EXERCISE GOAL -> Copy every line of the data exactly, leaving nothing out.

DATA IN THIS EXERCISE ->
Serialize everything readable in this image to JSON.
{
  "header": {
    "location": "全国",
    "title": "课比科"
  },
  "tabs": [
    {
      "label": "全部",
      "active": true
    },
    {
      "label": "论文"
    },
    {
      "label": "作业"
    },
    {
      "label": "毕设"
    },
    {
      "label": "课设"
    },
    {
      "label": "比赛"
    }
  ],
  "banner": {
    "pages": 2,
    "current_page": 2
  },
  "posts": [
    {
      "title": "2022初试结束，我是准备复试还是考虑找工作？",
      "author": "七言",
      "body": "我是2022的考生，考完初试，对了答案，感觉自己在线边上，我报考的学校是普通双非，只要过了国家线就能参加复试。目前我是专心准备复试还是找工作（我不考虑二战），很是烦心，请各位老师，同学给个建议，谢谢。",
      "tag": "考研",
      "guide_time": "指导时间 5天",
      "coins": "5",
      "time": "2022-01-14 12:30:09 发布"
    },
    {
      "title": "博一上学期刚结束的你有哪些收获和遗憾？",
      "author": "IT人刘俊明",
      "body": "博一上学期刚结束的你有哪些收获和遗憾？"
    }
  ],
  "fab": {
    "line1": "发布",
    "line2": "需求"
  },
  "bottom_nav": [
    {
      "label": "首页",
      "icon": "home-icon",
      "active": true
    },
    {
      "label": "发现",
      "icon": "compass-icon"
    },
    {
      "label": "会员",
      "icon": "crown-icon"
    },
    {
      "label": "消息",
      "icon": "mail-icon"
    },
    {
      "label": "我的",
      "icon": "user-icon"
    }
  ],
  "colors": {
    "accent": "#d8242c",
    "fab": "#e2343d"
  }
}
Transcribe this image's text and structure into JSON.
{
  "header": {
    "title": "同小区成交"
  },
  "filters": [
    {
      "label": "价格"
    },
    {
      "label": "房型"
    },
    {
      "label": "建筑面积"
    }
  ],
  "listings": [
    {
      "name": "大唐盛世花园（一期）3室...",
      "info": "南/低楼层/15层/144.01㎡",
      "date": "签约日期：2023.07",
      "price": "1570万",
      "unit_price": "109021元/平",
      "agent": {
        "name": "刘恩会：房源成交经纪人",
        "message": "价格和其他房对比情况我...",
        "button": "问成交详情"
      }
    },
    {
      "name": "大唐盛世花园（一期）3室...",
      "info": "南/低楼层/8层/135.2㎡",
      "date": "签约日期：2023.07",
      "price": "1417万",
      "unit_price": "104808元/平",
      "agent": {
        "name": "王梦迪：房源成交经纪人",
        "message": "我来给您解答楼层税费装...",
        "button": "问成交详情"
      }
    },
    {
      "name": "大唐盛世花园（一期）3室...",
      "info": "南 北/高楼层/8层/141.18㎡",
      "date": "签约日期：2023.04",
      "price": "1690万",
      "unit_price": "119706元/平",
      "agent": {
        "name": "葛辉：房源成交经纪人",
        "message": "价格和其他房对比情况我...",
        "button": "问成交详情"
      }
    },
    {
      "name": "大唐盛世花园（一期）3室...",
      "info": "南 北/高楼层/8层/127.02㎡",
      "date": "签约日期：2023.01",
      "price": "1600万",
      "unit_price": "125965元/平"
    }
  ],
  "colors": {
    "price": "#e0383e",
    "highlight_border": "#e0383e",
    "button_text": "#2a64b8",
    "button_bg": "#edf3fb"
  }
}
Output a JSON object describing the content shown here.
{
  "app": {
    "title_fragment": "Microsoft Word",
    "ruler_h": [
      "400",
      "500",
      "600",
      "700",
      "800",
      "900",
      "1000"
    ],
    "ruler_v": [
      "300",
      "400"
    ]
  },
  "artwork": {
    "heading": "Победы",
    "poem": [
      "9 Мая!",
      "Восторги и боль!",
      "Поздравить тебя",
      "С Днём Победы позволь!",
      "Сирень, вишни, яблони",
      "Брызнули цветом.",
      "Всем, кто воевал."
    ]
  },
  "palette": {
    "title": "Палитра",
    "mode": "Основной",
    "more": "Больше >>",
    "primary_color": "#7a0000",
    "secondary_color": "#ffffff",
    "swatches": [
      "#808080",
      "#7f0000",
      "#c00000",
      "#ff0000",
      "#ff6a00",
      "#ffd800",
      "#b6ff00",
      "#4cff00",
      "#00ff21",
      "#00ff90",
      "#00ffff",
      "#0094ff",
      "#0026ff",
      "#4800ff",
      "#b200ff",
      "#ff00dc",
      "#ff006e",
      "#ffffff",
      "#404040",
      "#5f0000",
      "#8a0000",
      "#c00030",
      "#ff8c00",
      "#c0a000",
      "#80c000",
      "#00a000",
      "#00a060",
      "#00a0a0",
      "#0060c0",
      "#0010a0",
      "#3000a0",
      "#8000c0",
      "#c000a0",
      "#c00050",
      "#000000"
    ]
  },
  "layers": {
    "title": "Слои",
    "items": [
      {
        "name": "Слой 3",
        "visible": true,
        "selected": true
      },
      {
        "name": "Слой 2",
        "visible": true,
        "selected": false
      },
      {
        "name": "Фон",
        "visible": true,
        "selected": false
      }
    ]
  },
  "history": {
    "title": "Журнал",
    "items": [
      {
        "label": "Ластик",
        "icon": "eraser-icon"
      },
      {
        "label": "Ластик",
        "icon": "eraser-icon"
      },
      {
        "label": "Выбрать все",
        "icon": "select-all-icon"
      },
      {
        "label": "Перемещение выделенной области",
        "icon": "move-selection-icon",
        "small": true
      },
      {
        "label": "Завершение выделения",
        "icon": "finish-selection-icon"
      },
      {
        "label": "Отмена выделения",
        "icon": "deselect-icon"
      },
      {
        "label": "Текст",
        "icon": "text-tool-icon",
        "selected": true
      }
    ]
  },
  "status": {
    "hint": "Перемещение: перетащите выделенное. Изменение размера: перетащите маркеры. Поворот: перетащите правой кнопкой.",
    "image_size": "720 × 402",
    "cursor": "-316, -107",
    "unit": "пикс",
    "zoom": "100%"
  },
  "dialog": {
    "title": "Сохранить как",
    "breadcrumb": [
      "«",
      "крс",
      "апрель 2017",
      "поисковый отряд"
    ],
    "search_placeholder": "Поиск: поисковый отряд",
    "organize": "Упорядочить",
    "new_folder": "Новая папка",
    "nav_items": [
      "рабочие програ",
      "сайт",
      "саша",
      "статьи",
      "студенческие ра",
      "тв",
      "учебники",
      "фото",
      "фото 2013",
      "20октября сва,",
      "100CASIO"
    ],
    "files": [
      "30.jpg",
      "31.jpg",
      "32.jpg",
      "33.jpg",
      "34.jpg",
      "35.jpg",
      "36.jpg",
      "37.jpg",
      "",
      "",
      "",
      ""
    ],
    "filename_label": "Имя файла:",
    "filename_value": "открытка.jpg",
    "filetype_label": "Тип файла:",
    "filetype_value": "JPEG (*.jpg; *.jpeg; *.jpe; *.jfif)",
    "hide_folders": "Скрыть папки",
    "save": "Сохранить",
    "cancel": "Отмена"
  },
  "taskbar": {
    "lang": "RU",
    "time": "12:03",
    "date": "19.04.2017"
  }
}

RESULT OF THE EXERCISE ->
Serialize everything readable in this image to JSON.
{
  "header": {
    "location": "全国",
    "title": "课比科"
  },
  "tabs": [
    {
      "label": "全部",
      "active": true
    },
    {
      "label": "论文"
    },
    {
      "label": "作业"
    },
    {
      "label": "毕设"
    },
    {
      "label": "课设"
    },
    {
      "label": "比赛"
    }
  ],
  "banner": {
    "pages": 2,
    "current_page": 2
  },
  "posts": [
    {
      "title": "2022初试结束，我是准备复试还是考虑找工作？",
      "author": "七言",
      "body": "我是2022的考生，考完初试，对了答案，感觉自己在线边上，我报考的学校是普通双非，只要过了国家线就能参加复试。目前我是专心准备复试还是找工作（我不考虑二战），很是烦心，请各位老师，同学给个建议，谢谢。",
      "tag": "考研",
      "guide_time": "指导时间 5天",
      "coins": "5",
      "time": "2022-01-14 12:30:09 发布"
    },
    {
      "title": "博一上学期刚结束的你有哪些收获和遗憾？",
      "author": "IT人刘俊明",
      "body": "博一上学期刚结束的你有哪些收获和遗憾？"
    }
  ],
  "fab": {
    "line1": "发布",
    "line2": "需求"
  },
  "bottom_nav": [
    {
      "label": "首页",
      "icon": "home-icon",
      "active": true
    },
    {
      "label": "发现",
      "icon": "compass-icon"
    },
    {
      "label": "会员",
      "icon": "crown-icon"
    },
    {
      "label": "消息",
      "icon": "mail-icon"
    },
    {
      "label": "我的",
      "icon": "user-icon"
    }
  ],
  "colors": {
    "accent": "#d8242c",
    "fab": "#e2343d"
  }
}
Transcribe this image's text and structure into JSON.
{
  "header": {
    "title": "同小区成交"
  },
  "filters": [
    {
      "label": "价格"
    },
    {
      "label": "房型"
    },
    {
      "label": "建筑面积"
    }
  ],
  "listings": [
    {
      "name": "大唐盛世花园（一期）3室...",
      "info": "南/低楼层/15层/144.01㎡",
      "date": "签约日期：2023.07",
      "price": "1570万",
      "unit_price": "109021元/平",
      "agent": {
        "name": "刘恩会：房源成交经纪人",
        "message": "价格和其他房对比情况我...",
        "button": "问成交详情"
      }
    },
    {
      "name": "大唐盛世花园（一期）3室...",
      "info": "南/低楼层/8层/135.2㎡",
      "date": "签约日期：2023.07",
      "price": "1417万",
      "unit_price": "104808元/平",
      "agent": {
        "name": "王梦迪：房源成交经纪人",
        "message": "我来给您解答楼层税费装...",
        "button": "问成交详情"
      }
    },
    {
      "name": "大唐盛世花园（一期）3室...",
      "info": "南 北/高楼层/8层/141.18㎡",
      "date": "签约日期：2023.04",
      "price": "1690万",
      "unit_price": "119706元/平",
      "agent": {
        "name": "葛辉：房源成交经纪人",
        "message": "价格和其他房对比情况我...",
        "button": "问成交详情"
      }
    },
    {
      "name": "大唐盛世花园（一期）3室...",
      "info": "南 北/高楼层/8层/127.02㎡",
      "date": "签约日期：2023.01",
      "price": "1600万",
      "unit_price": "125965元/平"
    }
  ],
  "colors": {
    "price": "#e0383e",
    "highlight_border": "#e0383e",
    "button_text": "#2a64b8",
    "button_bg": "#edf3fb"
  }
}
Output a JSON object describing the content shown here.
{
  "app": {
    "title_fragment": "Microsoft Word",
    "ruler_h": [
      "400",
      "500",
      "600",
      "700",
      "800",
      "900",
      "1000"
    ],
    "ruler_v": [
      "300",
      "400"
    ]
  },
  "artwork": {
    "heading": "Победы",
    "poem": [
      "9 Мая!",
      "Восторги и боль!",
      "Поздравить тебя",
      "С Днём Победы позволь!",
      "Сирень, вишни, яблони",
      "Брызнули цветом.",
      "Всем, кто воевал."
    ]
  },
  "palette": {
    "title": "Палитра",
    "mode": "Основной",
    "more": "Больше >>",
    "primary_color": "#7a0000",
    "secondary_color": "#ffffff",
    "swatches": [
      "#808080",
      "#7f0000",
      "#c00000",
      "#ff0000",
      "#ff6a00",
      "#ffd800",
      "#b6ff00",
      "#4cff00",
      "#00ff21",
      "#00ff90",
      "#00ffff",
      "#0094ff",
      "#0026ff",
      "#4800ff",
      "#b200ff",
      "#ff00dc",
      "#ff006e",
      "#ffffff",
      "#404040",
      "#5f0000",
      "#8a0000",
      "#c00030",
      "#ff8c00",
      "#c0a000",
      "#80c000",
      "#00a000",
      "#00a060",
      "#00a0a0",
      "#0060c0",
      "#0010a0",
      "#3000a0",
      "#8000c0",
      "#c000a0",
      "#c00050",
      "#000000"
    ]
  },
  "layers": {
    "title": "Слои",
    "items": [
      {
        "name": "Слой 3",
        "visible": true,
        "selected": true
      },
      {
        "name": "Слой 2",
        "visible": true,
        "selected": false
      },
      {
        "name": "Фон",
        "visible": true,
        "selected": false
      }
    ]
  },
  "history": {
    "title": "Журнал",
    "items": [
      {
        "label": "Ластик",
        "icon": "eraser-icon"
      },
      {
        "label": "Ластик",
        "icon": "eraser-icon"
      },
      {
        "label": "Выбрать все",
        "icon": "select-all-icon"
      },
      {
        "label": "Перемещение выделенной области",
        "icon": "move-selection-icon",
        "small": true
      },
      {
        "label": "Завершение выделения",
        "icon": "finish-selection-icon"
      },
      {
        "label": "Отмена выделения",
        "icon": "deselect-icon"
      },
      {
        "label": "Текст",
        "icon": "text-tool-icon",
        "selected": true
      }
    ]
  },
  "status": {
    "hint": "Перемещение: перетащите выделенное. Изменение размера: перетащите маркеры. Поворот: перетащите правой кнопкой.",
    "image_size": "720 × 402",
    "cursor": "-316, -107",
    "unit": "пикс",
    "zoom": "100%"
  },
  "dialog": {
    "title": "Сохранить как",
    "breadcrumb": [
      "«",
      "крс",
      "апрель 2017",
      "поисковый отряд"
    ],
    "search_placeholder": "Поиск: поисковый отряд",
    "organize": "Упорядочить",
    "new_folder": "Новая папка",
    "nav_items": [
      "рабочие програ",
      "сайт",
      "саша",
      "статьи",
      "студенческие ра",
      "тв",
      "учебники",
      "фото",
      "фото 2013",
      "20октября сва,",
      "100CASIO"
    ],
    "files": [
      "30.jpg",
      "31.jpg",
      "32.jpg",
      "33.jpg",
      "34.jpg",
      "35.jpg",
      "36.jpg",
      "37.jpg",
      "",
      "",
      "",
      ""
    ],
    "filename_label": "Имя файла:",
    "filename_value": "открытка.jpg",
    "filetype_label": "Тип файла:",
    "filetype_value": "JPEG (*.jpg; *.jpeg; *.jpe; *.jfif)",
    "hide_folders": "Скрыть папки",
    "save": "Сохранить",
    "cancel": "Отмена"
  },
  "taskbar": {
    "lang": "RU",
    "time": "12:03",
    "date": "19.04.2017"
  }
}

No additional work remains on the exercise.